### TASK TO COMPLETE
Only an exact, line-for-line copy of the data will serve as the answer.
-*-*-
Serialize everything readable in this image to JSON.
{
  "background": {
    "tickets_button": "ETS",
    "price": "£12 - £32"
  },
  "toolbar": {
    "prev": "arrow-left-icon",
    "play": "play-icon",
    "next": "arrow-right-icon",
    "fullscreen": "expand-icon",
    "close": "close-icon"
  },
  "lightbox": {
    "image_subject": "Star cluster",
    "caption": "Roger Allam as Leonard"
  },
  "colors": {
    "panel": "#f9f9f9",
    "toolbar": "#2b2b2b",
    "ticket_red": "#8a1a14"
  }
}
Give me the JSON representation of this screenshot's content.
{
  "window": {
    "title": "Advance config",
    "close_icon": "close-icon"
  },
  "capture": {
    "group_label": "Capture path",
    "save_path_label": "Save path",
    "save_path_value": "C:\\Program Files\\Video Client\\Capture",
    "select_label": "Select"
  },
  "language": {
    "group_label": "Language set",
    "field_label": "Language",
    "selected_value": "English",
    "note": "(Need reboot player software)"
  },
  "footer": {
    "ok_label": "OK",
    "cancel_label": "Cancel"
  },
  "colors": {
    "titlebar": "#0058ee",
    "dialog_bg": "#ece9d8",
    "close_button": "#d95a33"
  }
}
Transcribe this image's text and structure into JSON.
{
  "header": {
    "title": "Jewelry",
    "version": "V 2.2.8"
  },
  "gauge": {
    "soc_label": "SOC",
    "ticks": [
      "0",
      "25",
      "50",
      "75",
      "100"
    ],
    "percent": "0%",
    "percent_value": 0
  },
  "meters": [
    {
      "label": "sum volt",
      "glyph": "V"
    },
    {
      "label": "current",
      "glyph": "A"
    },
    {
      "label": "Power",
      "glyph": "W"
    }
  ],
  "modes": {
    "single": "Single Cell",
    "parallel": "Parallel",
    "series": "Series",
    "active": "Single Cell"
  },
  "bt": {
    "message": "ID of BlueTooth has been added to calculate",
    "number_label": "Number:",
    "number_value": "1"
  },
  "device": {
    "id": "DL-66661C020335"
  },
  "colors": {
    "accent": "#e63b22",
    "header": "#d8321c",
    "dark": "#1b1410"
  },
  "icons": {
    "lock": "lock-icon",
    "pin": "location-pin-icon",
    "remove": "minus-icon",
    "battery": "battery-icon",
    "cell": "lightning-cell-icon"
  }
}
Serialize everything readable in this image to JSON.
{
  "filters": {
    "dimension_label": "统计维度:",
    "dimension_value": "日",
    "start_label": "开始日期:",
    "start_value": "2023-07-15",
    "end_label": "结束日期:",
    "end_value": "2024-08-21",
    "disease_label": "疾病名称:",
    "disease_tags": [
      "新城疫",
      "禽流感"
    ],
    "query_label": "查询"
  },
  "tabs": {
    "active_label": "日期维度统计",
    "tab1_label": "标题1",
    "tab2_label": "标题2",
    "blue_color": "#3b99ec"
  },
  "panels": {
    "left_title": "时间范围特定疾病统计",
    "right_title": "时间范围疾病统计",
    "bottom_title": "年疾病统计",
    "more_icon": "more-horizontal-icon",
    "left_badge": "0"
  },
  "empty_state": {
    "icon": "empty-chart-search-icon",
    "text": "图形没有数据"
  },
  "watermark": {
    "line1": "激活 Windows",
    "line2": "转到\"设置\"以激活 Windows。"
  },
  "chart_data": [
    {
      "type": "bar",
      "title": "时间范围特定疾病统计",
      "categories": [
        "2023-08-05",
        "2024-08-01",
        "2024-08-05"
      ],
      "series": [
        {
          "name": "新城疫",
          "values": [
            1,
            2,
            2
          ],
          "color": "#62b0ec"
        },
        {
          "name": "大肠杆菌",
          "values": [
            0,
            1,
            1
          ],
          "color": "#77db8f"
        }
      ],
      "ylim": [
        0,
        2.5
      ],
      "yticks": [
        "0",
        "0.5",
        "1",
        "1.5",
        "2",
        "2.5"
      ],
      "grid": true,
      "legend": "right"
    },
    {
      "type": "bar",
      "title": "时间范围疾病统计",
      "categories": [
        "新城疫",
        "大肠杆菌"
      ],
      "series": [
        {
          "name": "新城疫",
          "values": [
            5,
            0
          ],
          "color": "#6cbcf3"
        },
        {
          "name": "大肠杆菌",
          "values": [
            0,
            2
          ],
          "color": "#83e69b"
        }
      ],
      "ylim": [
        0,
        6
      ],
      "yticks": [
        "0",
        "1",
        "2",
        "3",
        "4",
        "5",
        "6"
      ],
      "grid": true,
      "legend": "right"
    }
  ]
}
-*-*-
### PROBLEM SOLUTION
Serialize everything readable in this image to JSON.
{
  "background": {
    "tickets_button": "ETS",
    "price": "£12 - £32"
  },
  "toolbar": {
    "prev": "arrow-left-icon",
    "play": "play-icon",
    "next": "arrow-right-icon",
    "fullscreen": "expand-icon",
    "close": "close-icon"
  },
  "lightbox": {
    "image_subject": "Star cluster",
    "caption": "Roger Allam as Leonard"
  },
  "colors": {
    "panel": "#f9f9f9",
    "toolbar": "#2b2b2b",
    "ticket_red": "#8a1a14"
  }
}
Give me the JSON representation of this screenshot's content.
{
  "window": {
    "title": "Advance config",
    "close_icon": "close-icon"
  },
  "capture": {
    "group_label": "Capture path",
    "save_path_label": "Save path",
    "save_path_value": "C:\\Program Files\\Video Client\\Capture",
    "select_label": "Select"
  },
  "language": {
    "group_label": "Language set",
    "field_label": "Language",
    "selected_value": "English",
    "note": "(Need reboot player software)"
  },
  "footer": {
    "ok_label": "OK",
    "cancel_label": "Cancel"
  },
  "colors": {
    "titlebar": "#0058ee",
    "dialog_bg": "#ece9d8",
    "close_button": "#d95a33"
  }
}
Transcribe this image's text and structure into JSON.
{
  "header": {
    "title": "Jewelry",
    "version": "V 2.2.8"
  },
  "gauge": {
    "soc_label": "SOC",
    "ticks": [
      "0",
      "25",
      "50",
      "75",
      "100"
    ],
    "percent": "0%",
    "percent_value": 0
  },
  "meters": [
    {
      "label": "sum volt",
      "glyph": "V"
    },
    {
      "label": "current",
      "glyph": "A"
    },
    {
      "label": "Power",
      "glyph": "W"
    }
  ],
  "modes": {
    "single": "Single Cell",
    "parallel": "Parallel",
    "series": "Series",
    "active": "Single Cell"
  },
  "bt": {
    "message": "ID of BlueTooth has been added to calculate",
    "number_label": "Number:",
    "number_value": "1"
  },
  "device": {
    "id": "DL-66661C020335"
  },
  "colors": {
    "accent": "#e63b22",
    "header": "#d8321c",
    "dark": "#1b1410"
  },
  "icons": {
    "lock": "lock-icon",
    "pin": "location-pin-icon",
    "remove": "minus-icon",
    "battery": "battery-icon",
    "cell": "lightning-cell-icon"
  }
}
Serialize everything readable in this image to JSON.
{
  "filters": {
    "dimension_label": "统计维度:",
    "dimension_value": "日",
    "start_label": "开始日期:",
    "start_value": "2023-07-15",
    "end_label": "结束日期:",
    "end_value": "2024-08-21",
    "disease_label": "疾病名称:",
    "disease_tags": [
      "新城疫",
      "禽流感"
    ],
    "query_label": "查询"
  },
  "tabs": {
    "active_label": "日期维度统计",
    "tab1_label": "标题1",
    "tab2_label": "标题2",
    "blue_color": "#3b99ec"
  },
  "panels": {
    "left_title": "时间范围特定疾病统计",
    "right_title": "时间范围疾病统计",
    "bottom_title": "年疾病统计",
    "more_icon": "more-horizontal-icon",
    "left_badge": "0"
  },
  "empty_state": {
    "icon": "empty-chart-search-icon",
    "text": "图形没有数据"
  },
  "watermark": {
    "line1": "激活 Windows",
    "line2": "转到\"设置\"以激活 Windows。"
  },
  "chart_data": [
    {
      "type": "bar",
      "title": "时间范围特定疾病统计",
      "categories": [
        "2023-08-05",
        "2024-08-01",
        "2024-08-05"
      ],
      "series": [
        {
          "name": "新城疫",
          "values": [
            1,
            2,
            2
          ],
          "color": "#62b0ec"
        },
        {
          "name": "大肠杆菌",
          "values": [
            0,
            1,
            1
          ],
          "color": "#77db8f"
        }
      ],
      "ylim": [
        0,
        2.5
      ],
      "yticks": [
        "0",
        "0.5",
        "1",
        "1.5",
        "2",
        "2.5"
      ],
      "grid": true,
      "legend": "right"
    },
    {
      "type": "bar",
      "title": "时间范围疾病统计",
      "categories": [
        "新城疫",
        "大肠杆菌"
      ],
      "series": [
        {
          "name": "新城疫",
          "values": [
            5,
            0
          ],
          "color": "#6cbcf3"
        },
        {
          "name": "大肠杆菌",
          "values": [
            0,
            2
          ],
          "color": "#83e69b"
        }
      ],
      "ylim": [
        0,
        6
      ],
      "yticks": [
        "0",
        "1",
        "2",
        "3",
        "4",
        "5",
        "6"
      ],
      "grid": true,
      "legend": "right"
    }
  ]
}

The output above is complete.